Exercise. Go through the entries below and copy every line that holds the word "background".

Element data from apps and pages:

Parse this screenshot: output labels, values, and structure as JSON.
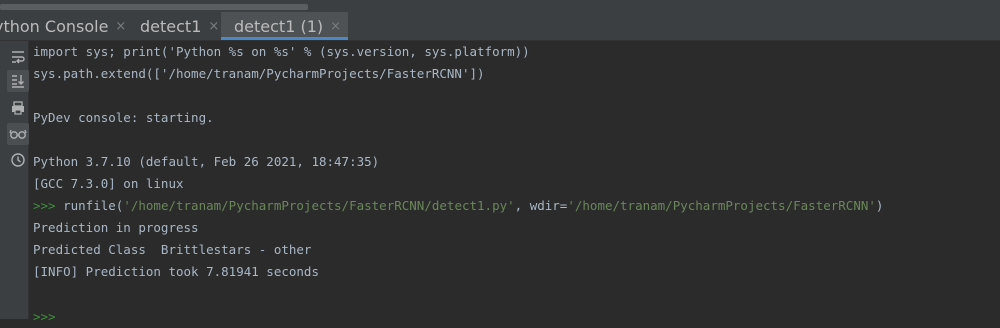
{
  "tabs": [
    {
      "label": "ython Console",
      "close": "×",
      "active": false
    },
    {
      "label": "detect1",
      "close": "×",
      "active": false
    },
    {
      "label": "detect1 (1)",
      "close": "×",
      "active": true
    }
  ],
  "toolbar": {
    "icons": [
      "soft-wrap-icon",
      "scroll-to-end-icon",
      "print-icon",
      "show-variables-icon",
      "history-icon"
    ]
  },
  "console": {
    "line1": "import sys; print('Python %s on %s' % (sys.version, sys.platform))",
    "line2": "sys.path.extend(['/home/tranam/PycharmProjects/FasterRCNN'])",
    "line3": "PyDev console: starting.",
    "line4": "Python 3.7.10 (default, Feb 26 2021, 18:47:35)",
    "line5": "[GCC 7.3.0] on linux",
    "cmd": {
      "prompt": ">>>",
      "fn": " runfile(",
      "arg1": "'/home/tranam/PycharmProjects/FasterRCNN/detect1.py'",
      "sep": ", wdir=",
      "arg2": "'/home/tranam/PycharmProjects/FasterRCNN'",
      "end": ")"
    },
    "line7": "Prediction in progress",
    "line8": "Predicted Class  Brittlestars - other",
    "line9": "[INFO] Prediction took 7.81941 seconds",
    "final_prompt": ">>>"
  },
  "colors": {
    "background": "#2b2b2b",
    "prompt": "#3d8f3d",
    "string": "#6a8759",
    "text": "#a9b7c6",
    "active_tab_underline": "#4a88c7"
  }
}
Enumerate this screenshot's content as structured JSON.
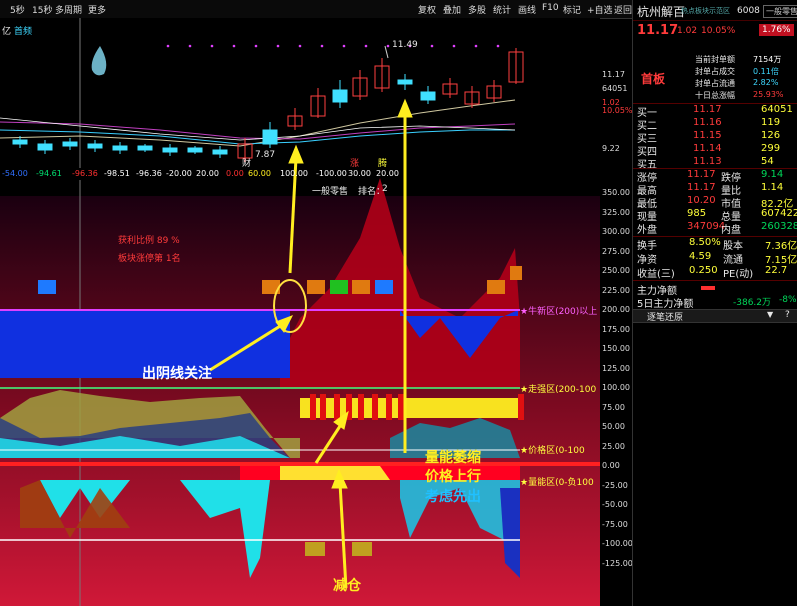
{
  "toolbar": {
    "left_items": [
      "5秒",
      "15秒",
      "多周期",
      "更多"
    ],
    "right_items": [
      "复权",
      "叠加",
      "多股",
      "统计",
      "画线",
      "F10",
      "标记",
      "+自选",
      "返回"
    ]
  },
  "chart_header": {
    "stock_unit": "亿",
    "label": "首频",
    "peak_price": "11.49",
    "low_price": "7.87",
    "markers": [
      "财",
      "涨",
      "腾"
    ]
  },
  "indicator_header": {
    "values": [
      "-54.00",
      "-94.61",
      "-96.36",
      "-98.51",
      "-96.36",
      "-20.00",
      "20.00",
      "0.00",
      "60.00",
      "100.00",
      "-100.00",
      "30.00",
      "20.00"
    ],
    "category": "一般零售",
    "rank_label": "排名：",
    "rank_value": "2"
  },
  "indicator_notes": [
    "获利比例 89 %",
    "板块涨停第 1名"
  ],
  "zone_labels": {
    "new_high": "★牛新区(200)以上",
    "strong": "★走强区(200-100",
    "price": "★价格区(0-100",
    "volume": "★量能区(0-负100"
  },
  "annotations": {
    "yin_line": "出阴线关注",
    "volume_shrink": "量能萎缩",
    "price_up": "价格上行",
    "consider_exit": "考虑先出",
    "reduce": "减仓"
  },
  "price_axis": [
    "11.17",
    "64051",
    "1.02",
    "10.05%",
    "9.22"
  ],
  "indicator_axis": [
    "350.00",
    "325.00",
    "300.00",
    "275.00",
    "250.00",
    "225.00",
    "200.00",
    "175.00",
    "150.00",
    "125.00",
    "100.00",
    "75.00",
    "50.00",
    "25.00",
    "0.00",
    "-25.00",
    "-50.00",
    "-75.00",
    "-100.00",
    "-125.00"
  ],
  "panel": {
    "title": "杭州解百",
    "title_sub": "热点板块示范区",
    "code": "6008",
    "industry": "一般零售",
    "price": "11.17",
    "change": "1.02",
    "change_pct": "10.05%",
    "badge_pct": "1.76%",
    "first_board": "首板",
    "seal_rows": [
      {
        "label": "当前封单额",
        "value": "7154万"
      },
      {
        "label": "封单占成交",
        "value": "0.11倍"
      },
      {
        "label": "封单占流通",
        "value": "2.82%"
      },
      {
        "label": "十日总涨幅",
        "value": "25.93%"
      }
    ],
    "bids": [
      {
        "label": "买一",
        "price": "11.17",
        "vol": "64051"
      },
      {
        "label": "买二",
        "price": "11.16",
        "vol": "119"
      },
      {
        "label": "买三",
        "price": "11.15",
        "vol": "126"
      },
      {
        "label": "买四",
        "price": "11.14",
        "vol": "299"
      },
      {
        "label": "买五",
        "price": "11.13",
        "vol": "54"
      }
    ],
    "stats": [
      {
        "l1": "涨停",
        "v1": "11.17",
        "l2": "跌停",
        "v2": "9.14"
      },
      {
        "l1": "最高",
        "v1": "11.17",
        "l2": "量比",
        "v2": "1.14"
      },
      {
        "l1": "最低",
        "v1": "10.20",
        "l2": "市值",
        "v2": "82.2亿"
      },
      {
        "l1": "现量",
        "v1": "985",
        "l2": "总量",
        "v2": "607422"
      },
      {
        "l1": "外盘",
        "v1": "347094",
        "l2": "内盘",
        "v2": "260328"
      }
    ],
    "stats2": [
      {
        "l1": "换手",
        "v1": "8.50%",
        "l2": "股本",
        "v2": "7.36亿"
      },
      {
        "l1": "净资",
        "v1": "4.59",
        "l2": "流通",
        "v2": "7.15亿"
      },
      {
        "l1": "收益(三)",
        "v1": "0.250",
        "l2": "PE(动)",
        "v2": "22.7"
      }
    ],
    "main_net_label": "主力净额",
    "main_net5_label": "5日主力净额",
    "main_net5_value": "-386.2万",
    "main_net5_pct": "-8%",
    "section_label": "逐笔还原",
    "section_btns": [
      "▼",
      "?"
    ]
  },
  "colors": {
    "up": "#ff3b3b",
    "down": "#00d85a",
    "accent": "#ffff3a"
  },
  "chart_data": {
    "type": "candlestick",
    "note_points": [
      "7.87",
      "11.49"
    ]
  }
}
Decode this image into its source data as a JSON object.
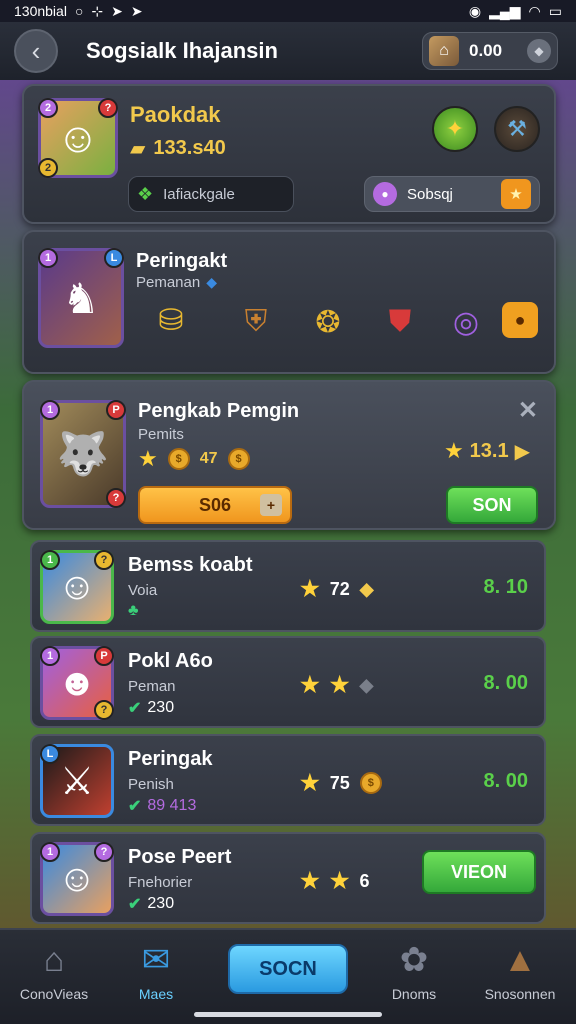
{
  "status_bar": {
    "left_text": "130nbial",
    "icons": [
      "circle-icon",
      "grid-icon",
      "send-icon",
      "send-icon"
    ]
  },
  "header": {
    "title": "Sogsialk Ihajansin",
    "currency_value": "0.00",
    "currency_badge": "!"
  },
  "card1": {
    "name": "Paokdak",
    "value": "133.s40",
    "input_placeholder": "Iafiackgale",
    "pill_label": "Sobsqj",
    "badge_left": "2",
    "badge_right": "?",
    "badge_bottom": "2"
  },
  "card2": {
    "name": "Peringakt",
    "sub": "Pemanan",
    "badge_left": "1",
    "badge_right": "L"
  },
  "card3": {
    "name": "Pengkab Pemgin",
    "sub": "Pemits",
    "coin_value": "47",
    "star_value": "13.1",
    "orange_button": "S06",
    "green_button": "SON",
    "badge_left": "1",
    "badge_right": "P",
    "badge_bottom": "?"
  },
  "rows": [
    {
      "title": "Bemss koabt",
      "sub": "Voia",
      "score": "",
      "star_value": "72",
      "right_value": "8. 10",
      "button": ""
    },
    {
      "title": "Pokl A6o",
      "sub": "Peman",
      "score": "230",
      "star_value": "",
      "right_value": "8. 00",
      "button": ""
    },
    {
      "title": "Peringak",
      "sub": "Penish",
      "score": "89 413",
      "star_value": "75",
      "right_value": "8. 00",
      "button": ""
    },
    {
      "title": "Pose Peert",
      "sub": "Fnehorier",
      "score": "230",
      "star_value": "6",
      "right_value": "",
      "button": "VIEON"
    }
  ],
  "bottom_nav": {
    "items": [
      "ConoVieas",
      "Maes",
      "Dnoms",
      "Snosonnen"
    ],
    "center_button": "SOCN"
  },
  "colors": {
    "gold": "#f2c94c",
    "green": "#5ad04a",
    "accent_blue": "#2a9ae0",
    "orange": "#f0961e"
  }
}
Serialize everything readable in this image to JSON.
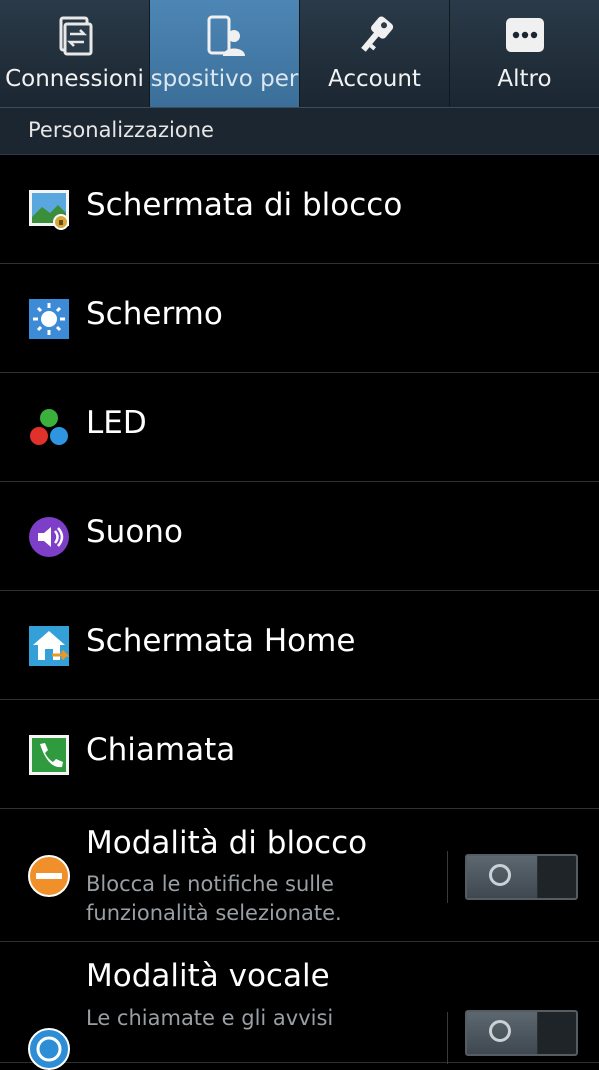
{
  "tabs": [
    {
      "label": "Connessioni",
      "icon": "connections-icon",
      "active": false
    },
    {
      "label": "spositivo per",
      "icon": "device-person-icon",
      "active": true
    },
    {
      "label": "Account",
      "icon": "key-icon",
      "active": false
    },
    {
      "label": "Altro",
      "icon": "more-icon",
      "active": false
    }
  ],
  "section": {
    "title": "Personalizzazione"
  },
  "items": [
    {
      "label": "Schermata di blocco",
      "icon": "lockscreen-icon"
    },
    {
      "label": "Schermo",
      "icon": "display-brightness-icon"
    },
    {
      "label": "LED",
      "icon": "led-icon"
    },
    {
      "label": "Suono",
      "icon": "sound-icon"
    },
    {
      "label": "Schermata Home",
      "icon": "home-screen-icon"
    },
    {
      "label": "Chiamata",
      "icon": "phone-call-icon"
    },
    {
      "label": "Modalità di blocco",
      "sub": "Blocca le notifiche sulle funzionalità selezionate.",
      "icon": "blocking-mode-icon",
      "toggle": "off"
    },
    {
      "label": "Modalità vocale",
      "sub": "Le chiamate e gli avvisi",
      "icon": "driving-mode-icon",
      "toggle": "off"
    }
  ],
  "colors": {
    "tab_active": "#4d86b5",
    "background": "#000000",
    "header_bg": "#1c2630"
  }
}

Answer space.
    "background": "#2b2b2b",
    "background": "#000000",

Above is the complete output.